However, this doesn't feel like Watt is leaving for any reason other than what's become of the Texans. They have been strip-mined of not just resources but also intellectual power. It's getting better with a new general manager and coaching hires but it's too late when it comes to Watt.

DE J.J. Watt spent 10 seasons with the Houston Texans.

It may take years for the Texans to recover from the self-inflicted damage from awful ownership and doofus cornballs who shouldn't be near a second-rate comedy club, let alone part of an NFL front office.

This isn't a case of a competent franchise deciding to go with a younger player, or someone they think is the future, like when the 49ers went from Montana to Steve Young, or the Patriots releasing Tom Brady because they thought he was done (oops).

Watt won't say this but he's leaving because he can see and he's not dumb. There's a massive rebuilding coming in Houston because the coaches and front office have been grossly incompetent for years.

Watt's departure is the logical end of the Texans' futility.

Is Watt what he was five years ago? No. Few players are.

Yet there's no question he can play. ESPN Stats & Information says he ranked 15th out of 119th for qualified pass rushers in pass rush win rate. 

No one should feel sorry for Watt. He's rich and healthy. Watt will eat. He'll be fine.

It's just ... a waste. It's also possibly a peak into Watson's future, if he stays in Houston, which is becoming increasingly remote.

"I have sat down with the McNair family and I have asked them for my release and we have mutually agreed to part ways at this time," Watt said in a video posted to Twitter. "I came here 10 years ago as a kid from Wisconsin who'd never really been to Texas before. And now I can't imagine my life without Texas in it. The way that you guys have treated me, besides draft night. I mean, you guys booed me on draft night. But every day after that, you treated me like family. And I truly feel like you're my family."

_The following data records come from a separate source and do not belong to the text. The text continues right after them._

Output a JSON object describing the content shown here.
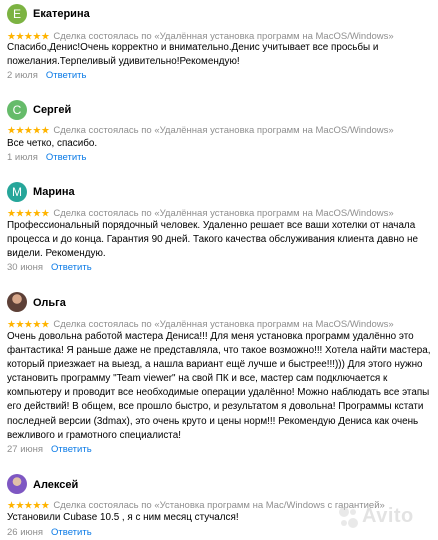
{
  "colors": {
    "star": "#ffb400",
    "link": "#0a7ae6",
    "meta": "#8f8f8f"
  },
  "stars": "★★★★★",
  "reply_label": "Ответить",
  "reviews": [
    {
      "initial": "Е",
      "avatar_color": "#7cb342",
      "name": "Екатерина",
      "deal": "Сделка состоялась по «Удалённая установка программ на MacOS/Windows»",
      "text": "Спасибо,Денис!Очень корректно и внимательно.Денис учитывает все просьбы и пожелания.Терпеливый удивительно!Рекомендую!",
      "date": "2 июля"
    },
    {
      "initial": "С",
      "avatar_color": "#66bb6a",
      "name": "Сергей",
      "deal": "Сделка состоялась по «Удалённая установка программ на MacOS/Windows»",
      "text": "Все четко, спасибо.",
      "date": "1 июля"
    },
    {
      "initial": "М",
      "avatar_color": "#26a69a",
      "name": "Марина",
      "deal": "Сделка состоялась по «Удалённая установка программ на MacOS/Windows»",
      "text": "Профессиональный порядочный человек. Удаленно решает все ваши хотелки от начала процесса и до конца. Гарантия 90 дней. Такого качества обслуживания клиента давно не видели. Рекомендую.",
      "date": "30 июня"
    },
    {
      "initial": "",
      "avatar_color": "#5d4037",
      "name": "Ольга",
      "deal": "Сделка состоялась по «Удалённая установка программ на MacOS/Windows»",
      "text": "Очень довольна работой мастера Дениса!!! Для меня установка программ удалённо это фантастика! Я раньше даже не представляла, что такое возможно!!! Хотела найти мастера, который приезжает на выезд, а нашла вариант ещё лучше и быстрее!!!))) Для этого нужно установить программу \"Team viewer\" на свой ПК и все, мастер сам подключается к компьютеру и проводит все необходимые операции удалённо! Можно наблюдать все этапы его действий! В общем, все прошло быстро, и результатом я довольна! Программы кстати последней версии (3dmax), это очень круто и цены норм!!! Рекомендую Дениса как очень вежливого и грамотного специалиста!",
      "date": "27 июня"
    },
    {
      "initial": "",
      "avatar_color": "#7e57c2",
      "name": "Алексей",
      "deal": "Сделка состоялась по «Установка программ на Mac/Windows с гарантией»",
      "text": "Установили Cubase 10.5 , я с ним месяц стучался!",
      "date": "26 июня"
    }
  ],
  "watermark": "Avito"
}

"... I'm excited and looking forward to a new opportunity, and I've been working extremely hard. But at the same time, it is always tough to move on. And I just want you guys to know that I love you. I appreciate you. I appreciate the McNair family for drafting me and giving me my first opportunity in the NFL."

Watt could end up somewhere like the Buccaneers, Steelers or Chiefs and if he does land in those places, he'll take a deep, relaxing breath. He'll be like an astronaut who softly pilots her ship to the surface of a beautiful, faraway moon after a long voyage through space.

If Watt plays for a good franchise it will seem different, weird, and alien. He'll see something he hasn't seen in a long time.

He'll see competence.